▶ **TASK DESCRIPTION**:
Match the word "name". Return each line of the data below where it appears.

*** Opening of DATA FOR ANALYSIS ***

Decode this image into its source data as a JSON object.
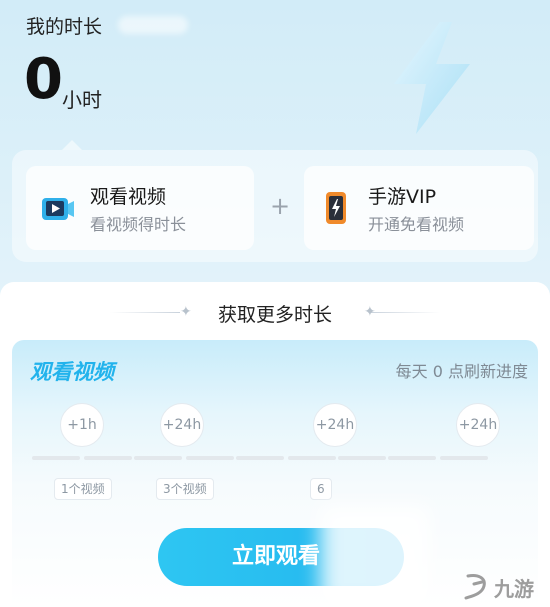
{
  "header": {
    "title": "我的时长",
    "hours_value": "0",
    "hours_unit": "小时"
  },
  "cards": [
    {
      "title": "观看视频",
      "subtitle": "看视频得时长",
      "icon": "video-play-icon"
    },
    {
      "title": "手游VIP",
      "subtitle": "开通免看视频",
      "icon": "phone-bolt-icon"
    }
  ],
  "plus_sign": "+",
  "section": {
    "heading": "获取更多时长",
    "watch_label": "观看视频",
    "reset_note": "每天 0 点刷新进度",
    "milestones": [
      {
        "reward": "+1h",
        "requirement": "1个视频"
      },
      {
        "reward": "+24h",
        "requirement": "3个视频"
      },
      {
        "reward": "+24h",
        "requirement": "6"
      },
      {
        "reward": "+24h",
        "requirement": ""
      }
    ],
    "cta_label": "立即观看"
  },
  "watermark": "九游",
  "colors": {
    "accent": "#23b5ee",
    "background": "#d7edf8",
    "video_icon_bg": "#2fb0ea",
    "phone_icon": "#f08a2b"
  }
}
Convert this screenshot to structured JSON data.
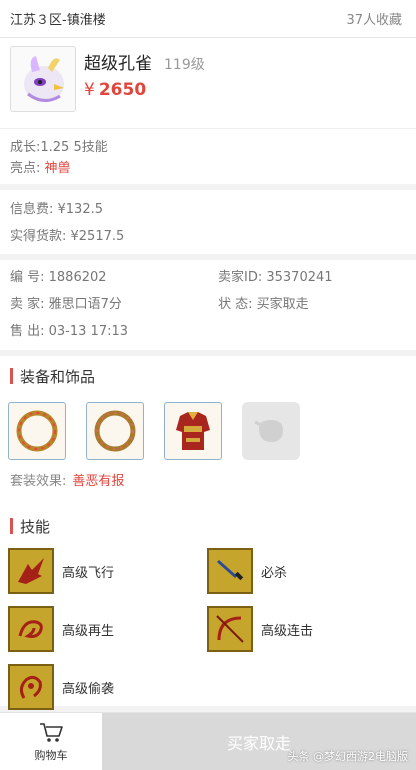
{
  "header": {
    "server": "江苏３区-镇淮楼",
    "collect_count": "37人收藏"
  },
  "pet": {
    "name": "超级孔雀",
    "level": "119级",
    "currency": "¥",
    "price": "2650"
  },
  "attrs": {
    "growth_skills": "成长:1.25 5技能",
    "highlight_label": "亮点:",
    "highlight_value": "神兽"
  },
  "fees": {
    "info_fee": "信息费: ¥132.5",
    "net_payment": "实得货款: ¥2517.5"
  },
  "trade": {
    "id": "编 号: 1886202",
    "seller_id": "卖家ID: 35370241",
    "seller": "卖 家: 雅思口语7分",
    "status": "状 态: 买家取走",
    "sold": "售 出: 03-13 17:13"
  },
  "equip": {
    "title": "装备和饰品",
    "items": [
      "ring-1",
      "ring-2",
      "armor",
      "empty"
    ],
    "suit_label": "套装效果:",
    "suit_value": "善恶有报"
  },
  "skills": {
    "title": "技能",
    "items": [
      {
        "name": "高级飞行",
        "icon": "wing-icon"
      },
      {
        "name": "必杀",
        "icon": "sword-icon"
      },
      {
        "name": "高级再生",
        "icon": "regen-icon"
      },
      {
        "name": "高级连击",
        "icon": "bow-icon"
      },
      {
        "name": "高级偷袭",
        "icon": "sneak-icon"
      }
    ]
  },
  "bottom": {
    "cart_label": "购物车",
    "buy_label": "买家取走"
  },
  "watermark": "头条 @梦幻西游2电脑版",
  "colors": {
    "price_red": "#e0463c",
    "accent_bar": "#d9534f",
    "buy_disabled": "#d9d9d9",
    "skill_gold": "#c6a52c"
  }
}
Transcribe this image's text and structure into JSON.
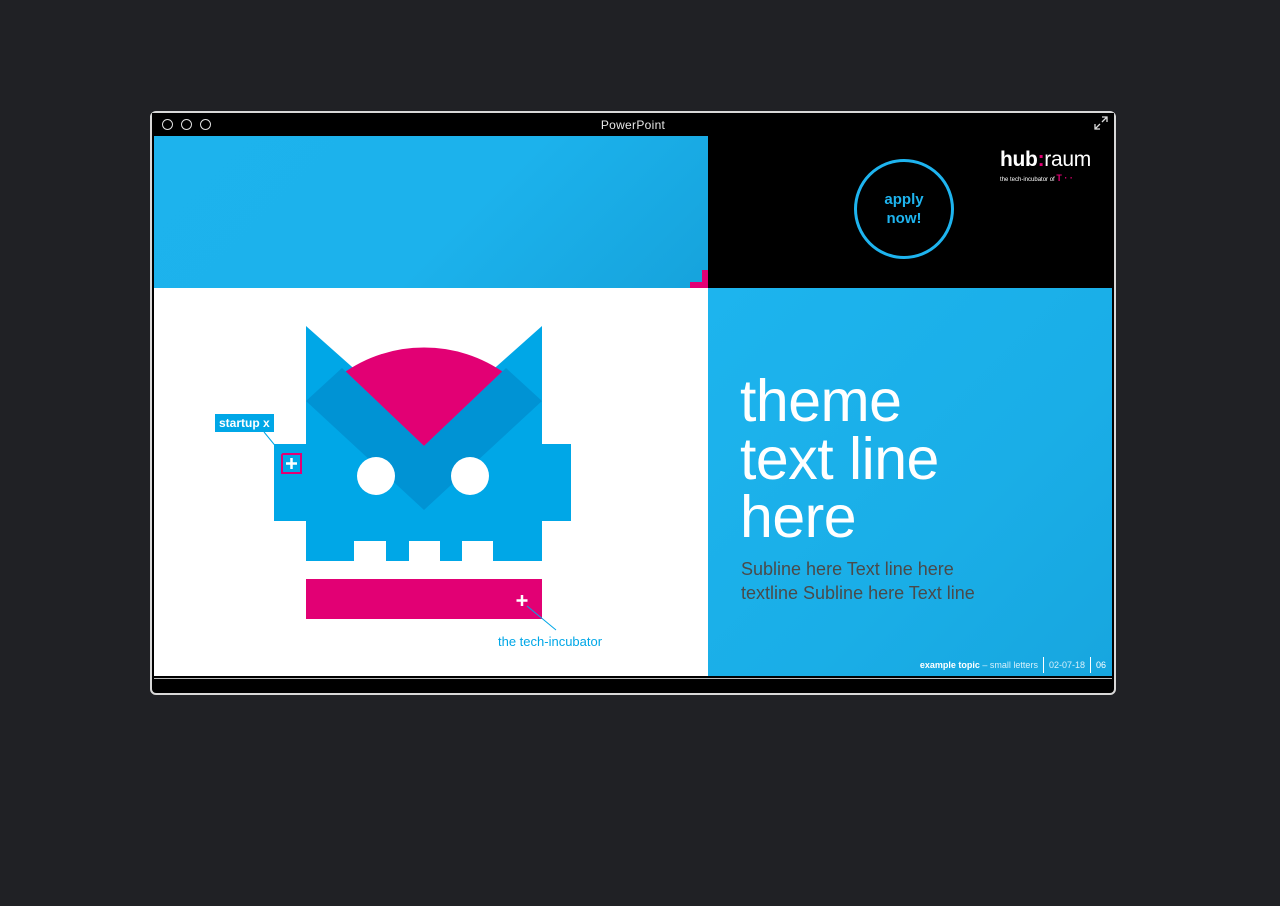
{
  "window": {
    "title": "PowerPoint"
  },
  "slide": {
    "apply_button": {
      "line1": "apply",
      "line2": "now!"
    },
    "logo": {
      "hub": "hub",
      "colon": ":",
      "raum": "raum",
      "tagline": "the tech-incubator of",
      "brand_mark": "T · ·"
    },
    "theme_text": {
      "line1": "theme",
      "line2": "text line",
      "line3": "here"
    },
    "subline": {
      "line1": "Subline here Text line here",
      "line2": "textline Subline here Text line"
    },
    "footer": {
      "topic_bold": "example topic",
      "topic_rest": "– small letters",
      "date": "02-07-18",
      "page": "06"
    },
    "labels": {
      "startup": "startup x",
      "incubator": "the tech-incubator"
    },
    "colors": {
      "blue": "#1db4ee",
      "magenta": "#e20074",
      "robot_blue": "#00a7e7",
      "robot_dark_blue": "#0093d4"
    }
  }
}
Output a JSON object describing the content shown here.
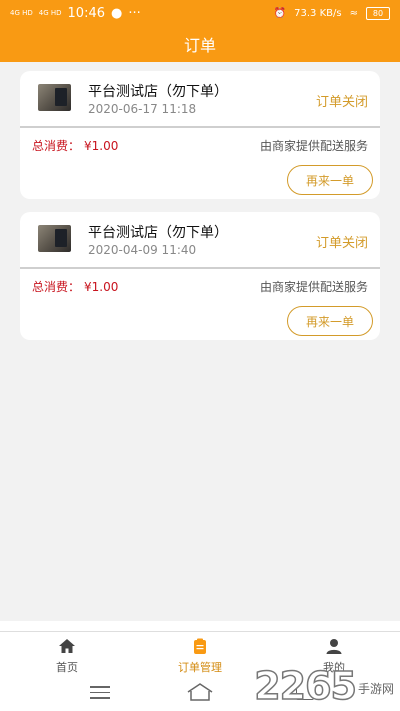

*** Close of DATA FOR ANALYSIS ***

▶ **ANSWER FOR THIS EXERCISE**:
    "name": "超级孔雀",
        "name": "高级飞行",
        "name": "必杀",
        "name": "高级再生",
        "name": "高级连击",
        "name": "高级偷袭",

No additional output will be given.